▶ **PROBLEM STATEMENT**: Within the data below, state how many lines contain the string "this". Provide the number only.

▶ **RECORDS TO PROCESS**:
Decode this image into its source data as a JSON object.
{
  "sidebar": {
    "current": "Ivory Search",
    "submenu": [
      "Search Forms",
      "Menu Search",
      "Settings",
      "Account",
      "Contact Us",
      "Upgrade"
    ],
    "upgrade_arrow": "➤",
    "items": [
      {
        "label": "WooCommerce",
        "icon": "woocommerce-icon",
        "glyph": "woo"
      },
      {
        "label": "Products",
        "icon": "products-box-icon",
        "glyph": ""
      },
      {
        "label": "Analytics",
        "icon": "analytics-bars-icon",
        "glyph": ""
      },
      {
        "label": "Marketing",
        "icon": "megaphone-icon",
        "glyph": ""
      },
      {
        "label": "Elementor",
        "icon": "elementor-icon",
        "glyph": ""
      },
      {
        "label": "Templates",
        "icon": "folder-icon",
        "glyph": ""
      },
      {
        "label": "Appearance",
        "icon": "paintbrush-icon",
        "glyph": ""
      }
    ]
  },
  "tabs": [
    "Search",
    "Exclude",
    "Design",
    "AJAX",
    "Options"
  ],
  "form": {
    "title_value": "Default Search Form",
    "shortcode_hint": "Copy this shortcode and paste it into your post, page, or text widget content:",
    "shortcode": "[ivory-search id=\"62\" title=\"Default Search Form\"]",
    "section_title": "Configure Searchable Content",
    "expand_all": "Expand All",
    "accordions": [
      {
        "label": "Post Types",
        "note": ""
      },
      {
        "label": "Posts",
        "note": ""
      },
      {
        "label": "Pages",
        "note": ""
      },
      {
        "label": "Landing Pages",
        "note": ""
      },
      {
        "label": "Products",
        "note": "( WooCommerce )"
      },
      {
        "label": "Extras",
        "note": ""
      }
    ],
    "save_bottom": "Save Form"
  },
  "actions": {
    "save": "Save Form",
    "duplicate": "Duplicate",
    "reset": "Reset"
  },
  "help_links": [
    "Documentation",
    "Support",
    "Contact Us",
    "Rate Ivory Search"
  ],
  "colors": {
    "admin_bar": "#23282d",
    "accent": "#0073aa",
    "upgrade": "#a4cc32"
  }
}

▶ **TASK RESULT**: 2